+ Voice acting performances all around
– Not sure how to feel about potential story lines from big reveals here
– Rest of crew somewhat sidelined (won’t be a trend, but noticeable here)
STAR WARS REBELS REVIEWS:
Season One: Spark of Rebellion | Ep. 2: “Droids In Distress” | Ep.3: “Fighter Flight” | Ep.4: “Rise of the Old Masters” | Ep.5: “Breaking Ranks” | Ep.6: “Out of Darkness” | Ep.7: “Empire Day” | Ep.8: “Gathering Forces” | Ep.9: “Path of the Jedi” | Ep.10: “Idiot’s Array” | Ep.11: “Vision of Hope” | Ep.12: “Call to Action” | Ep.13: “Rebel Resolve” | Ep.14: “Fire Across the Galaxy“

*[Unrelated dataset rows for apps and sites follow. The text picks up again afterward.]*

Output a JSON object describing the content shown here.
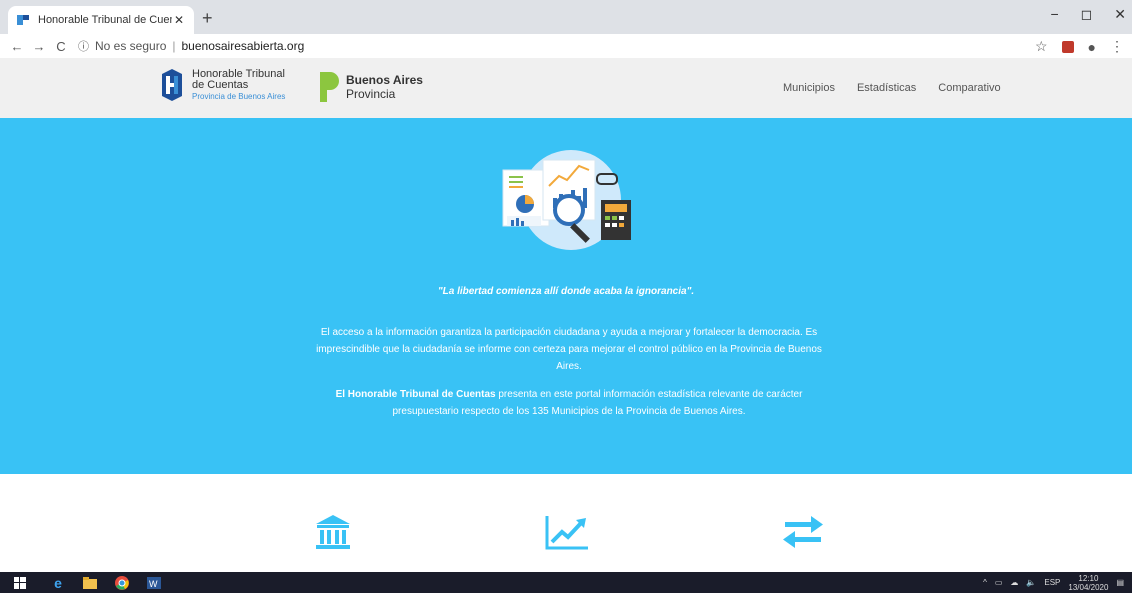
{
  "browser": {
    "tab_title": "Honorable Tribunal de Cuentas d",
    "tab_close": "✕",
    "new_tab": "+",
    "back": "←",
    "forward": "→",
    "reload": "C",
    "security": "No es seguro",
    "url": "buenosairesabierta.org",
    "window_controls": {
      "minimize": "−",
      "maximize": "◻",
      "close": "✕"
    }
  },
  "header": {
    "htc": {
      "line1": "Honorable Tribunal",
      "line2": "de Cuentas",
      "line3": "Provincia de Buenos Aires"
    },
    "ba": {
      "line1": "Buenos Aires",
      "line2": "Provincia"
    },
    "nav": [
      "Municipios",
      "Estadísticas",
      "Comparativo"
    ]
  },
  "hero": {
    "quote": "\"La libertad comienza allí donde acaba la ignorancia\".",
    "paragraph1": "El acceso a la información garantiza la participación ciudadana y ayuda a mejorar y fortalecer la democracia. Es imprescindible que la ciudadanía se informe con certeza para mejorar el control público en la Provincia de Buenos Aires.",
    "paragraph2_bold": "El Honorable Tribunal de Cuentas",
    "paragraph2_rest": " presenta en este portal información estadística relevante de carácter presupuestario respecto de los 135 Municipios de la Provincia de Buenos Aires."
  },
  "features": [
    {
      "icon": "institution-icon"
    },
    {
      "icon": "trend-chart-icon"
    },
    {
      "icon": "exchange-arrows-icon"
    }
  ],
  "taskbar": {
    "lang": "ESP",
    "time": "12:10",
    "date": "13/04/2020"
  },
  "colors": {
    "accent": "#39c2f5",
    "htc_blue": "#3a8fd6",
    "ba_green": "#8cc63f"
  }
}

Season Two: The Siege of Lothal | Ep. 2: “The Lost Commanders” | Ep. 3: “Relics of the Old Republic” | Ep. 4: “Always Two There Are” | Ep. 5: “Brothers of the Broken Horn” | Ep. 6: “Wings of the Master” | Ep. 7: “Blood Sisters” | Ep. 8: “Stealth Strike” | Ep. 9: “The Future of the Force” | Ep. 10: “Legacy” | Ep. 11: “A Princess on Lothal” | Ep. 12: “The Protector of Concord Dawn” | Ep. 13: “Legends of the Lasat” | Ep. 14: “The Call” | Ep. 15: “Homecoming” | Ep. 16: “The Honorable Ones” | Ep. 17: “Shroud of Darkness” | Ep. 18: “The Forgotten Droid” | Ep. 19: “The Mystery of Chopper Base” | Ep. 20: “Twilight of the Apprentice“

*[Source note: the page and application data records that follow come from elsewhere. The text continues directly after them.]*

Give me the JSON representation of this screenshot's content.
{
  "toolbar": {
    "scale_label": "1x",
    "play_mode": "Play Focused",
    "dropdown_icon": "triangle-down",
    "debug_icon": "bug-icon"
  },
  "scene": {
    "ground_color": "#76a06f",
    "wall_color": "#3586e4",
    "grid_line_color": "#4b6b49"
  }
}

Season Three: Steps into Shadow | Ep. 3: “The Antilles Extraction” | Ep. 4: “Hera’s Heroes” | Ep. 5: “The Last Battle” | Ep. 6: “Imperial Supercommandos” | Ep. 7: “Iron Squadron” | Ep. 8: “The Wynkahthu Job” | Ep. 9: “An Inside Man” | Ep. 10: “Visions and Voices” | Ep. 11: “Ghosts of Geonosis” | Ep. 12: “Warhead” | Ep. 13: “Trials of the Darksaber” | Ep. 14: “Legacy of Mandalore” | Ep. 15: “Through Imperial Eyes” | Ep. 16: “Secret Cargo” | Ep. 17: “Double Agent Droid” | Ep. 18: “Twin Suns” | Ep. 19: “Zero Hour“
A New Dawn (Novel)
Darth Maul: Son of Dathomir (Comic mini-series)
Darth Maul (Comic mini-series)